    2. Enter the page(s) in the popup menu.

    Alternatively, you can enter page references in the popup menu inside the citation dialog.

    Once you select a source, you can click on that source (or do Ctrl+↓) to open the citation dialog’s popup menu. That menu will then have a field where you can enter a page reference, similarly to the classic citation dialog.

    How to Cite Other Locator Types

    Of course, sometimes, you’ll need to cite a source by something other than page numbers. For that, you’ll need either the classic citation dialog or the default citation dialog’s popup menu.

    In both places, you’ll find the default “Page” locator type is actually a drop-down menu. When you click that menu, you’ll see the various types of locators that Zotero supports.

    Some common ones you might use in SBL style would be

    • Folio, for citing locations in original manuscripts;
    • Section, for citing locations in grammars; and
    • Sub verbo, for citing locations in dictionaries.

    Just select the type of locator that’s appropriate to the source you’re citing, and Zotero should be able to indicate that locator type properly in your citation.


    Zotero makes it quite easy to include references to particular pages or other locators in your citations. You can include the locators later by hand. But when you enter them via the citation dialog, the Zotero will be able to ensure that these locators are managed properly in the context of everything else you have in a given citation and any future updates you might make to it.

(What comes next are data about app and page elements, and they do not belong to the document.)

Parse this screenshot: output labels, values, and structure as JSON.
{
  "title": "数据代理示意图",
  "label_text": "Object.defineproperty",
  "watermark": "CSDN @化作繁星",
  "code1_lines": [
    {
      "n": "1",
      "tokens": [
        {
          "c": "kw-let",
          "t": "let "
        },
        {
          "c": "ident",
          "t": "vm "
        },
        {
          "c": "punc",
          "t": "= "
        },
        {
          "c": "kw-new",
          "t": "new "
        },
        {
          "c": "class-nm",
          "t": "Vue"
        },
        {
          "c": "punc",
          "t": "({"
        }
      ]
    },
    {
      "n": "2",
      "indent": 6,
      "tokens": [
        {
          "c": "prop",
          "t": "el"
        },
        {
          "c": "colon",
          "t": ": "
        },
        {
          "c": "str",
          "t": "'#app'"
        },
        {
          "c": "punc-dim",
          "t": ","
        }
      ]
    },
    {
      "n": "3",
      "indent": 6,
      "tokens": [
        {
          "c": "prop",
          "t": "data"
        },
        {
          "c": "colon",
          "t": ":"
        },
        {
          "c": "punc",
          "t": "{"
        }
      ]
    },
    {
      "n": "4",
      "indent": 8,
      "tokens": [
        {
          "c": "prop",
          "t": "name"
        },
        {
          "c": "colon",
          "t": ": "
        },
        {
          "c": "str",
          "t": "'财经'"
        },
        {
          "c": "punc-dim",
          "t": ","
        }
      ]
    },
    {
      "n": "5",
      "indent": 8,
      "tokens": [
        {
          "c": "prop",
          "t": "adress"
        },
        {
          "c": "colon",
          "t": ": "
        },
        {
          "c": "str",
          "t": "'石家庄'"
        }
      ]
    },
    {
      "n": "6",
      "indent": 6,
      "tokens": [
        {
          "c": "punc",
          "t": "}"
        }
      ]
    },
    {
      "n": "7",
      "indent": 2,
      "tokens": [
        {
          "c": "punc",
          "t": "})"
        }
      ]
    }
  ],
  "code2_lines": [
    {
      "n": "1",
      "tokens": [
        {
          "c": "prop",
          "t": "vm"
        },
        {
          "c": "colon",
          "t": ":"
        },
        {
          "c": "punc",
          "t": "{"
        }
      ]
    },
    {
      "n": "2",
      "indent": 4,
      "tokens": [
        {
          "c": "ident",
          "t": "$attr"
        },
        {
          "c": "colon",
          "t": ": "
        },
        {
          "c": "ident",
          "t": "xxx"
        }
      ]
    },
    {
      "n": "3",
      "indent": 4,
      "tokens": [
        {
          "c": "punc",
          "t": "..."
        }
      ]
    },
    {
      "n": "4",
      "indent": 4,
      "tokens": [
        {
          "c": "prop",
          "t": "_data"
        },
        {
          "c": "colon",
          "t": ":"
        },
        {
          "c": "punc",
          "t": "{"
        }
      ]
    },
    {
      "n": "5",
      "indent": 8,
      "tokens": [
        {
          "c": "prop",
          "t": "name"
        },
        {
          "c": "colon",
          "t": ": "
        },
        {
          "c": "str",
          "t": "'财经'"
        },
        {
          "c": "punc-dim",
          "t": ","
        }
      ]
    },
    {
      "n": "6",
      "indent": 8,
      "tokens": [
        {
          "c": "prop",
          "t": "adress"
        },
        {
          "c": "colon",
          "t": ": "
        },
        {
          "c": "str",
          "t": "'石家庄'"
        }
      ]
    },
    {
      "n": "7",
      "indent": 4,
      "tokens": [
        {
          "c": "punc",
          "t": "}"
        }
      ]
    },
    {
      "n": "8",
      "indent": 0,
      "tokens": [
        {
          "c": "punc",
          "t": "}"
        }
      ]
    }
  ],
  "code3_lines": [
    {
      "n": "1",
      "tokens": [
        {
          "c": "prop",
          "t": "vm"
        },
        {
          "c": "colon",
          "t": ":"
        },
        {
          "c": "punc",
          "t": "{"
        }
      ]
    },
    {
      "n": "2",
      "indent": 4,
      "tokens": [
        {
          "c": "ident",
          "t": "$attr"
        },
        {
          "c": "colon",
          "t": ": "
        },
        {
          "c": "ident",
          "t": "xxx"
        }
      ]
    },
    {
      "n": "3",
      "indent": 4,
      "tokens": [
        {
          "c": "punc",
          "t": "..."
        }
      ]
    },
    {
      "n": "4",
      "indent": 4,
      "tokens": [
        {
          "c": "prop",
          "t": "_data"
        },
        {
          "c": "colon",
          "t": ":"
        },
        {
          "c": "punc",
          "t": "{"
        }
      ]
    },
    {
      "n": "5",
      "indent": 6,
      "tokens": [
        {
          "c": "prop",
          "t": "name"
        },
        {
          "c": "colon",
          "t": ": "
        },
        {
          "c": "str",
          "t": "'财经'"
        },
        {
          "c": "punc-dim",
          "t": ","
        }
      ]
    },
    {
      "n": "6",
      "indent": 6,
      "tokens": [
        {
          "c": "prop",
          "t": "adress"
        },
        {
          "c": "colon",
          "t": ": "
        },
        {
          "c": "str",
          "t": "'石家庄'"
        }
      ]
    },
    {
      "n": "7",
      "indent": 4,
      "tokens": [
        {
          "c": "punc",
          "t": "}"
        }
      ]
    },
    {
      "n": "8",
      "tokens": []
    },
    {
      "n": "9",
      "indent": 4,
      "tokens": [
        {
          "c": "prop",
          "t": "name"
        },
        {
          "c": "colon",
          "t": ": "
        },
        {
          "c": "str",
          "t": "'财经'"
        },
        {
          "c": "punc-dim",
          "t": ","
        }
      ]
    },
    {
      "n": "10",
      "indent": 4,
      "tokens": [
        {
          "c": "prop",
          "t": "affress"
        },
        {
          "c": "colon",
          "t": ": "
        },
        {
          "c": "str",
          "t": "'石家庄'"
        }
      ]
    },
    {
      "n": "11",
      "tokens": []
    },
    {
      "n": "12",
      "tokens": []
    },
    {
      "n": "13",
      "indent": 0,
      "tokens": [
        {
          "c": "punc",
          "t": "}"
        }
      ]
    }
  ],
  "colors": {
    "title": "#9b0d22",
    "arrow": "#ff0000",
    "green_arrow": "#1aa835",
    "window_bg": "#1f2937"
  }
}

    1. Header image provided by Zotero via Twitter

    2. “Word Processor Plugins,” Zotero, 12 February 2021. 

    3. “Using the Zotero Word Plugin,” Zotero, 23 November 2022.